Touché. As soon as Alanna starts going through puberty, it'll be pretty obvious that she's a girl. Sure, maybe she'll get lucky and remain slender. But would you want to bet against genetics? (Do they even have the concept of genetics in Tortall?)
All girls from noble families studied in convents until they were fifteen or sixteen, at which time they went to Court to find husbands. (1.46)
In Tortall, among the upper classes, a girl is considered "grown up" at fifteen or sixteen years old, and we're not talking grown up enough to get her driver's license: we're talking grown up enough to marry. This is the fate that Alanna is escaping by disguising herself as a boy. What do you think? Fate worse than death … or way preferable to trying to get yourself killed as a knight?
"Until you are fourteen, you will be a page," the Duke went on. "You will wait on the table at the evening meal…Half your day will be spent learning fighting arts. The other half you will spend with books, in the hope that we can teach you how to think." (2.7)
Wait wait wait, this growing up stuff actually requires you to think and learn? Later, we're out. (Just kidding, learning is awesome! Alanna's not put off by it, so you shouldn't be either!)
She was determined to beat Ralon—it would mean she had finally earned her place among the boys. It would mean that she could do anything larger and stronger males could. (3.148)
Alanna's coming-of-age journey is all mixed up with her gender identity. She feels inferior to her friends because she's a girl masquerading as a boy. But if she can stand up for herself and fight Ralon, she feels like she'll have proven that she deserves a place with her friends. (Spoiler alert: she does.)

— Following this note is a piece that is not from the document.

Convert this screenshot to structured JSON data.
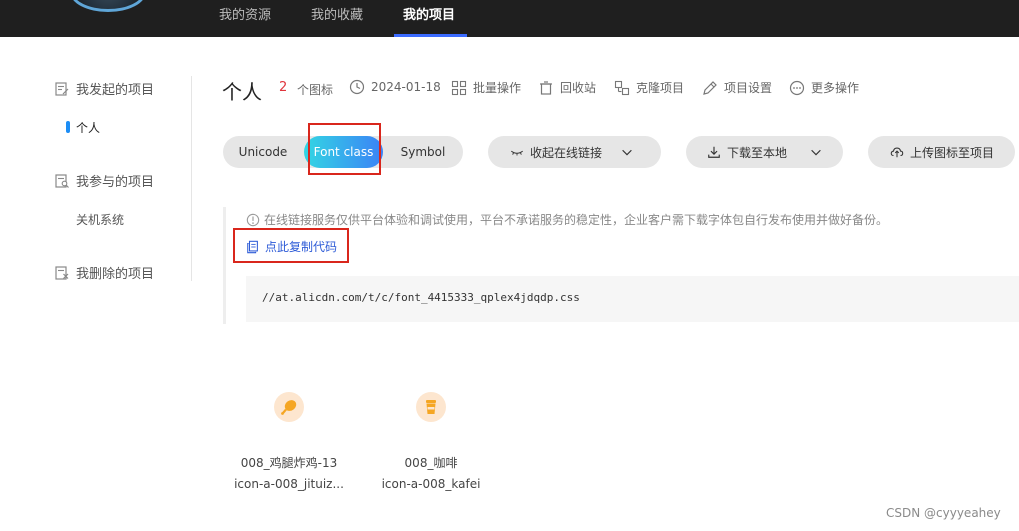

The squires joined Alanna and Jonathan in what little free time they had, but Alanna missed them during the classes she had with the other pages. (4.5)
It's always a bummer when you're growing up and some of your buddies are in a different age bracket than you, and you're stuck in middle school while they head off to high school. This is basically what happens to Alanna and Jonathan when Gary, Raoul, and Alex make the transition from page to squire before their younger friends do. It's a part of growing up, but that doesn't make it fun.
Alanna watched her friend, thinking…His voice was beginning to boom and crack, too, just as Gary's and Raoul's had last year. Soon Alanna would have to start faking the voice change herself. We're all growing up, she thought, and sighed. (5.110)
In case you forgot for, like, a second, here's another reminder that Alanna's body is going develop differently than the bodies of her page and squire buddies who are all male. Will she fool anyone by faking the voice changes and cracks most young guys experience during puberty?
"You poor child," she chuckled. "Did no one ever tell you of a woman's monthly cycle? The fertility cycle?" (6.36)
Turns out Alanna didn't have basic sex education in page training. We're guessing no one gets basic sex education in Tortall, but we at least hope that moms let their daughters know how to handle their periods. If you'll recall, Alanna's mother died giving birth to her and Thom. So she's out of luck when it comes to knowing how to go with the flow (ha ha).
"I'll tell them the truth when I'm eighteen and I have my shield." She sighed. "If they hate me—well—I'll have proved I can be a knight, won't I? I'll go into the world and have adventures. They needn't ever see me again." (6.63)
Alanna's got a plan for when she comes of age as an adult and becomes a knight: she'll disappear. Wait, maybe that's not such a great plan, as George points out during this conversation. Earning her shield may be tangible proof that she's all grown up—but running away isn't exactly a mature reaction.
Jonathan […] made friends with the most dangerous thieves and murderers in the Eastern lands. He learned to pick pockets and throw dice with ease…He was seeing life very differently from the way it was seen from the palace, and he was eager to learn all he could. (6.266)
As the heir to the throne, Jonathan has a comfy life, but he's super excited to explore the capital city's underbelly. For Jonathan, coming of age means getting outside of his comfort zone and learning how the other half lives—or in some cases, doesn't live.
A week ago she would have told him to pick Geoffrey or Douglass. But she had not been to the Black City then. She had not proven to the Ysandir that a girl could be one of the worst enemies they would ever face. (7.259)
Alanna grows up over a few years at court, but the Black City definitely helps things along. Sure. Having to be at the top of your game in order to face homicidal immortals will do that to you. That little experience gives Alanna the boost she needs to tell Jonathan that he should select her as his squire, even though she's (1) small and (2) a girl.